Only text is carried over. Reproduce the entries below exactly.

**Material to process:**

_ _ _ _

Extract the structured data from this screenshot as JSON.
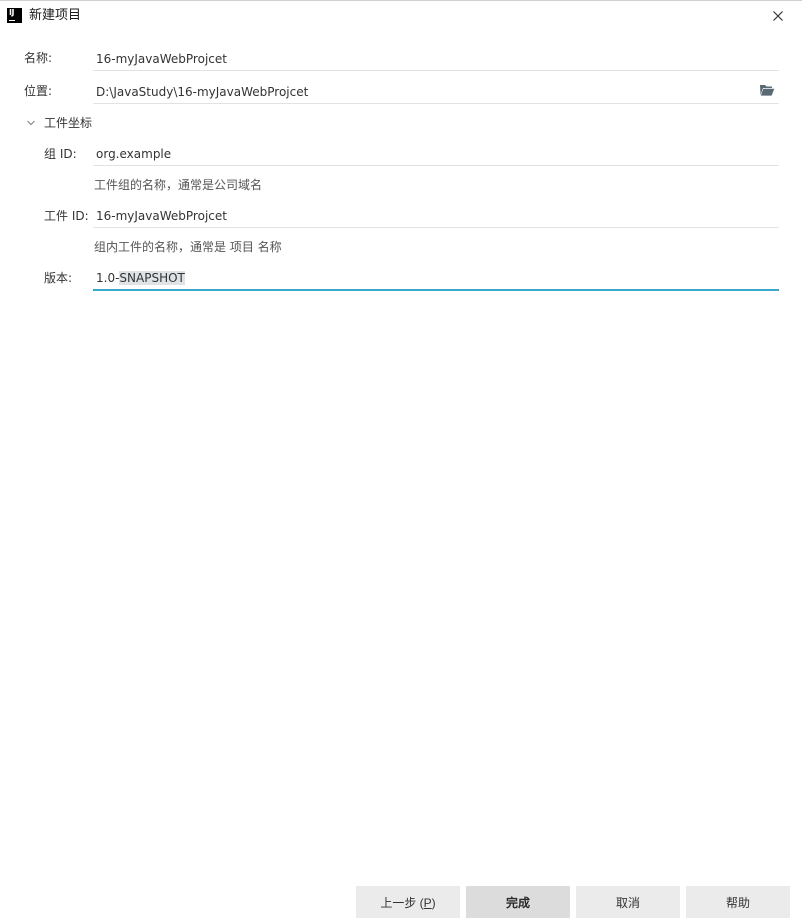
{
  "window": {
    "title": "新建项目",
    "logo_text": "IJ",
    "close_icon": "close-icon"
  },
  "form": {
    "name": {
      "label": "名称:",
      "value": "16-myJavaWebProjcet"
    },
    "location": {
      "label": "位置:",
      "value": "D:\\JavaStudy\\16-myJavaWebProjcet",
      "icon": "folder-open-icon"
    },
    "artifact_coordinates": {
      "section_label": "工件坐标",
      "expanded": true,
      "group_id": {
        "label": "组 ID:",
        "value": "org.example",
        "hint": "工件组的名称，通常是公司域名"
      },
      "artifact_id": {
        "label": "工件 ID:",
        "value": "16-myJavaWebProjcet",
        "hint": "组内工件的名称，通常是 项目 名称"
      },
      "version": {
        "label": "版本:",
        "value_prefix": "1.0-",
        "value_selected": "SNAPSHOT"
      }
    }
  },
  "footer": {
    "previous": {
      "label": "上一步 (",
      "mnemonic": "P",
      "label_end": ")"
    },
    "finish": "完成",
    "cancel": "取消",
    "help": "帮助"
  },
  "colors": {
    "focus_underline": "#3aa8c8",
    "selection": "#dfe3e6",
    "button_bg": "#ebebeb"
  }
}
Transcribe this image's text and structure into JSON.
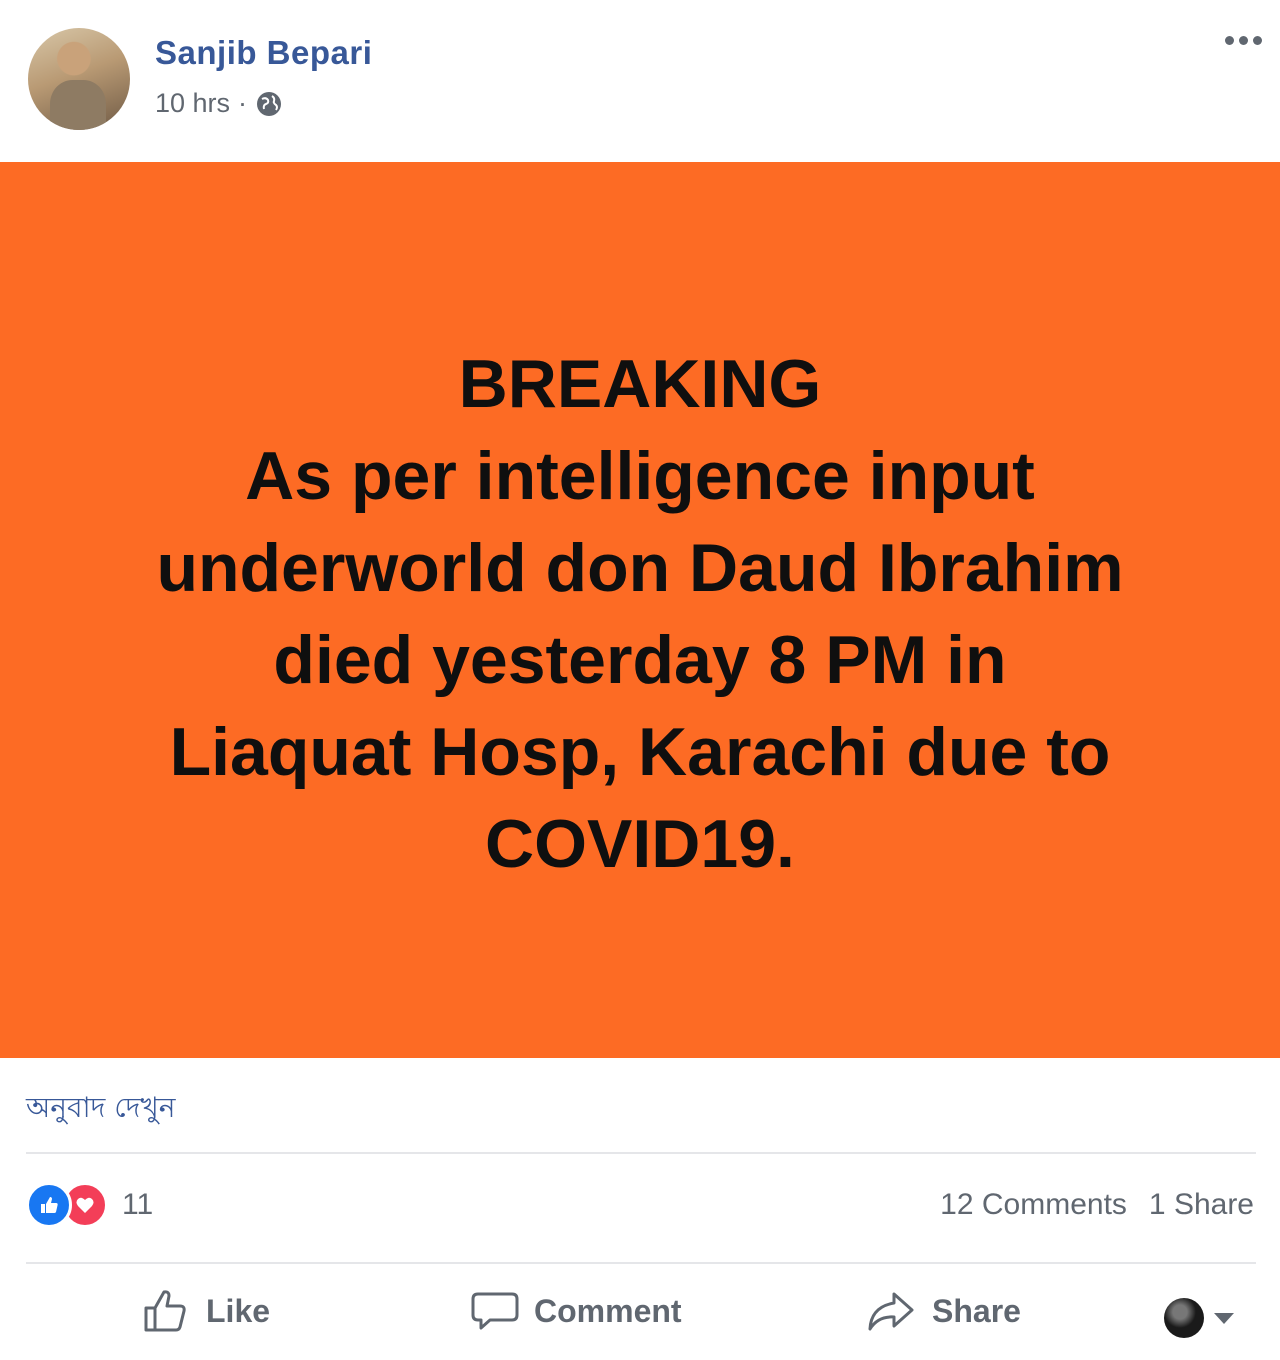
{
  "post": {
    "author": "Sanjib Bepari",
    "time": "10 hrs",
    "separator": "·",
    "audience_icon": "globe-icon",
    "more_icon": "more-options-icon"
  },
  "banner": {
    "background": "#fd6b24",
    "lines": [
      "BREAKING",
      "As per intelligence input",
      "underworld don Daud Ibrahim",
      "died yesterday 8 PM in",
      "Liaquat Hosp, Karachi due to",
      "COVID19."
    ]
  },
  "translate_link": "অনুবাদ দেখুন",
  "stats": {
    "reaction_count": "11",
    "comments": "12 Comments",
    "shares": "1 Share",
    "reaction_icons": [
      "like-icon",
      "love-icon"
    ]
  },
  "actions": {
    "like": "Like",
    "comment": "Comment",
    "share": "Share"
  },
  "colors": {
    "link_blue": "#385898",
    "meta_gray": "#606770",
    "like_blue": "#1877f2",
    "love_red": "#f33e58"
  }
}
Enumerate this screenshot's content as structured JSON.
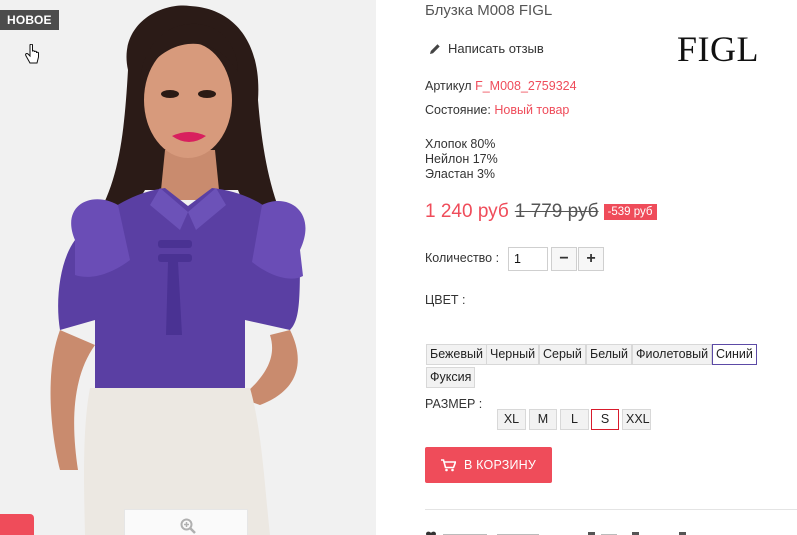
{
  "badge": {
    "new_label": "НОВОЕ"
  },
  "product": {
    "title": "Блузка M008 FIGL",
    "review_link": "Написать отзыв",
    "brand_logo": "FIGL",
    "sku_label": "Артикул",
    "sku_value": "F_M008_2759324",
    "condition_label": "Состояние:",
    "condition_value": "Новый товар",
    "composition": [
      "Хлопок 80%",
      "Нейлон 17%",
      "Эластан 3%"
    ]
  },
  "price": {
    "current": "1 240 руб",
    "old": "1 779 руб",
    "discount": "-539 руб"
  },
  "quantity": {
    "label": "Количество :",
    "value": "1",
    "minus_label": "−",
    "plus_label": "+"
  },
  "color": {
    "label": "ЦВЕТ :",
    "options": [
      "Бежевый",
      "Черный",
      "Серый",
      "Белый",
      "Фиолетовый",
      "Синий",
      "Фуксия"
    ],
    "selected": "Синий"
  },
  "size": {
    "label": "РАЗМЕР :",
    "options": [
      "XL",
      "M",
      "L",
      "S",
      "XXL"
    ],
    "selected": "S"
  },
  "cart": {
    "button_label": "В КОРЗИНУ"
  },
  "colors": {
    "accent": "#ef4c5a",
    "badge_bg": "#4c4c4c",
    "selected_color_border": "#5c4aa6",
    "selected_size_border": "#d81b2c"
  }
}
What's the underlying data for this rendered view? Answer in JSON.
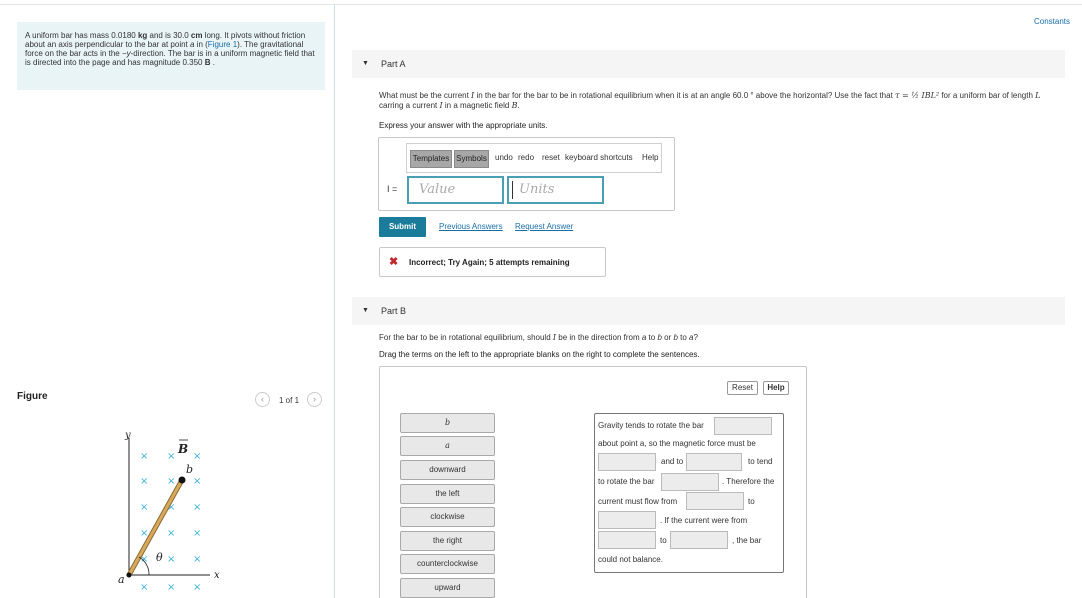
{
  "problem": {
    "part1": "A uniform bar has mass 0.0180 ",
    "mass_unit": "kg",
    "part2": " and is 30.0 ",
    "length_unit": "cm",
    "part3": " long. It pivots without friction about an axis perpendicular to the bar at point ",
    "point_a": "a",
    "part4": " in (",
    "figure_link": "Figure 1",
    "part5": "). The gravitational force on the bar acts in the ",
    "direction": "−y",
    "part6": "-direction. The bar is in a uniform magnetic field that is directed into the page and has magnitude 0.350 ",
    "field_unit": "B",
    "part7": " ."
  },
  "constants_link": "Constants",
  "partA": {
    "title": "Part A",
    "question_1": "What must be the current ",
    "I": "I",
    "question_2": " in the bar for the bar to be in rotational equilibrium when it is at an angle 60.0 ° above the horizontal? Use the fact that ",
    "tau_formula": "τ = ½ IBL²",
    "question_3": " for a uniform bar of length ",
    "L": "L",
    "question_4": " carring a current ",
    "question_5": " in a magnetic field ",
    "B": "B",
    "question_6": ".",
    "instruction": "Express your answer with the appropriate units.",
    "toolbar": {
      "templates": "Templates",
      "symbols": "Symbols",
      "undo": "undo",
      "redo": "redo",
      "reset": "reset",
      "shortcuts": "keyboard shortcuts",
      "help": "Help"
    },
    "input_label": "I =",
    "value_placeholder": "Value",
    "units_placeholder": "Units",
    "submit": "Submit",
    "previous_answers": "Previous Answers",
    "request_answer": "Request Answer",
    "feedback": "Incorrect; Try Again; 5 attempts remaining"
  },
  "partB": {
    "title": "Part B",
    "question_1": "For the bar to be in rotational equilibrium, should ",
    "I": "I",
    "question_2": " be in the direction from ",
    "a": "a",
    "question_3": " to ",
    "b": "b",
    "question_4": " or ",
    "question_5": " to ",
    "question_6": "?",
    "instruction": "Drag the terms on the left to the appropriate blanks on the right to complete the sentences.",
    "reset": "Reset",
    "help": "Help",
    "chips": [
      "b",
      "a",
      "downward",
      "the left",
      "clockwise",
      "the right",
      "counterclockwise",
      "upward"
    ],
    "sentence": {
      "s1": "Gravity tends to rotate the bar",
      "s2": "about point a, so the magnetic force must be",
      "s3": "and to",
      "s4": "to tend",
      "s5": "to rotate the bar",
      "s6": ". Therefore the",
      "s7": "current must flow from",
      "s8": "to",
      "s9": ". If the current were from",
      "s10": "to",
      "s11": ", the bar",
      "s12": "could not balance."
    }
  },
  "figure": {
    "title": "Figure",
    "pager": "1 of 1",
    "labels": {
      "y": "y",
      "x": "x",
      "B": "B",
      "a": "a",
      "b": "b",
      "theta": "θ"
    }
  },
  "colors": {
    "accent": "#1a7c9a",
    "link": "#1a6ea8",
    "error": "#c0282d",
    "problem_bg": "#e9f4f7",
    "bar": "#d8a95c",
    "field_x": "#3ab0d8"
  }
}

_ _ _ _

**Solution for this task:**
Extract the structured data from this screenshot as JSON.
{
  "window": {
    "title": "新建项目",
    "logo_text": "IJ",
    "close_icon": "close-icon"
  },
  "form": {
    "name": {
      "label": "名称:",
      "value": "16-myJavaWebProjcet"
    },
    "location": {
      "label": "位置:",
      "value": "D:\\JavaStudy\\16-myJavaWebProjcet",
      "icon": "folder-open-icon"
    },
    "artifact_coordinates": {
      "section_label": "工件坐标",
      "expanded": true,
      "group_id": {
        "label": "组 ID:",
        "value": "org.example",
        "hint": "工件组的名称，通常是公司域名"
      },
      "artifact_id": {
        "label": "工件 ID:",
        "value": "16-myJavaWebProjcet",
        "hint": "组内工件的名称，通常是 项目 名称"
      },
      "version": {
        "label": "版本:",
        "value_prefix": "1.0-",
        "value_selected": "SNAPSHOT"
      }
    }
  },
  "footer": {
    "previous": {
      "label": "上一步 (",
      "mnemonic": "P",
      "label_end": ")"
    },
    "finish": "完成",
    "cancel": "取消",
    "help": "帮助"
  },
  "colors": {
    "focus_underline": "#3aa8c8",
    "selection": "#dfe3e6",
    "button_bg": "#ebebeb"
  }
}
Transcribe this image's text and structure into JSON.
{
  "post": {
    "author": "Sanjib Bepari",
    "time": "10 hrs",
    "separator": "·",
    "audience_icon": "globe-icon",
    "more_icon": "more-options-icon"
  },
  "banner": {
    "background": "#fd6b24",
    "lines": [
      "BREAKING",
      "As per intelligence input",
      "underworld don Daud Ibrahim",
      "died yesterday 8 PM in",
      "Liaquat Hosp, Karachi due to",
      "COVID19."
    ]
  },
  "translate_link": "অনুবাদ দেখুন",
  "stats": {
    "reaction_count": "11",
    "comments": "12 Comments",
    "shares": "1 Share",
    "reaction_icons": [
      "like-icon",
      "love-icon"
    ]
  },
  "actions": {
    "like": "Like",
    "comment": "Comment",
    "share": "Share"
  },
  "colors": {
    "link_blue": "#385898",
    "meta_gray": "#606770",
    "like_blue": "#1877f2",
    "love_red": "#f33e58"
  }
}
Enumerate this screenshot's content as structured JSON.
{
  "badge": {
    "new_label": "НОВОЕ"
  },
  "product": {
    "title": "Блузка M008 FIGL",
    "review_link": "Написать отзыв",
    "brand_logo": "FIGL",
    "sku_label": "Артикул",
    "sku_value": "F_M008_2759324",
    "condition_label": "Состояние:",
    "condition_value": "Новый товар",
    "composition": [
      "Хлопок 80%",
      "Нейлон 17%",
      "Эластан 3%"
    ]
  },
  "price": {
    "current": "1 240 руб",
    "old": "1 779 руб",
    "discount": "-539 руб"
  },
  "quantity": {
    "label": "Количество :",
    "value": "1",
    "minus_label": "−",
    "plus_label": "+"
  },
  "color": {
    "label": "ЦВЕТ :",
    "options": [
      "Бежевый",
      "Черный",
      "Серый",
      "Белый",
      "Фиолетовый",
      "Синий",
      "Фуксия"
    ],
    "selected": "Синий"
  },
  "size": {
    "label": "РАЗМЕР :",
    "options": [
      "XL",
      "M",
      "L",
      "S",
      "XXL"
    ],
    "selected": "S"
  },
  "cart": {
    "button_label": "В КОРЗИНУ"
  },
  "colors": {
    "accent": "#ef4c5a",
    "badge_bg": "#4c4c4c",
    "selected_color_border": "#5c4aa6",
    "selected_size_border": "#d81b2c"
  }
}
What's the underlying data for this rendered view? Answer in JSON.
{
  "problem": {
    "part1": "A uniform bar has mass 0.0180 ",
    "mass_unit": "kg",
    "part2": " and is 30.0 ",
    "length_unit": "cm",
    "part3": " long. It pivots without friction about an axis perpendicular to the bar at point ",
    "point_a": "a",
    "part4": " in (",
    "figure_link": "Figure 1",
    "part5": "). The gravitational force on the bar acts in the ",
    "direction": "−y",
    "part6": "-direction. The bar is in a uniform magnetic field that is directed into the page and has magnitude 0.350 ",
    "field_unit": "B",
    "part7": " ."
  },
  "constants_link": "Constants",
  "partA": {
    "title": "Part A",
    "question_1": "What must be the current ",
    "I": "I",
    "question_2": " in the bar for the bar to be in rotational equilibrium when it is at an angle 60.0 ° above the horizontal? Use the fact that ",
    "tau_formula": "τ = ½ IBL²",
    "question_3": " for a uniform bar of length ",
    "L": "L",
    "question_4": " carring a current ",
    "question_5": " in a magnetic field ",
    "B": "B",
    "question_6": ".",
    "instruction": "Express your answer with the appropriate units.",
    "toolbar": {
      "templates": "Templates",
      "symbols": "Symbols",
      "undo": "undo",
      "redo": "redo",
      "reset": "reset",
      "shortcuts": "keyboard shortcuts",
      "help": "Help"
    },
    "input_label": "I =",
    "value_placeholder": "Value",
    "units_placeholder": "Units",
    "submit": "Submit",
    "previous_answers": "Previous Answers",
    "request_answer": "Request Answer",
    "feedback": "Incorrect; Try Again; 5 attempts remaining"
  },
  "partB": {
    "title": "Part B",
    "question_1": "For the bar to be in rotational equilibrium, should ",
    "I": "I",
    "question_2": " be in the direction from ",
    "a": "a",
    "question_3": " to ",
    "b": "b",
    "question_4": " or ",
    "question_5": " to ",
    "question_6": "?",
    "instruction": "Drag the terms on the left to the appropriate blanks on the right to complete the sentences.",
    "reset": "Reset",
    "help": "Help",
    "chips": [
      "b",
      "a",
      "downward",
      "the left",
      "clockwise",
      "the right",
      "counterclockwise",
      "upward"
    ],
    "sentence": {
      "s1": "Gravity tends to rotate the bar",
      "s2": "about point a, so the magnetic force must be",
      "s3": "and to",
      "s4": "to tend",
      "s5": "to rotate the bar",
      "s6": ". Therefore the",
      "s7": "current must flow from",
      "s8": "to",
      "s9": ". If the current were from",
      "s10": "to",
      "s11": ", the bar",
      "s12": "could not balance."
    }
  },
  "figure": {
    "title": "Figure",
    "pager": "1 of 1",
    "labels": {
      "y": "y",
      "x": "x",
      "B": "B",
      "a": "a",
      "b": "b",
      "theta": "θ"
    }
  },
  "colors": {
    "accent": "#1a7c9a",
    "link": "#1a6ea8",
    "error": "#c0282d",
    "problem_bg": "#e9f4f7",
    "bar": "#d8a95c",
    "field_x": "#3ab0d8"
  }
}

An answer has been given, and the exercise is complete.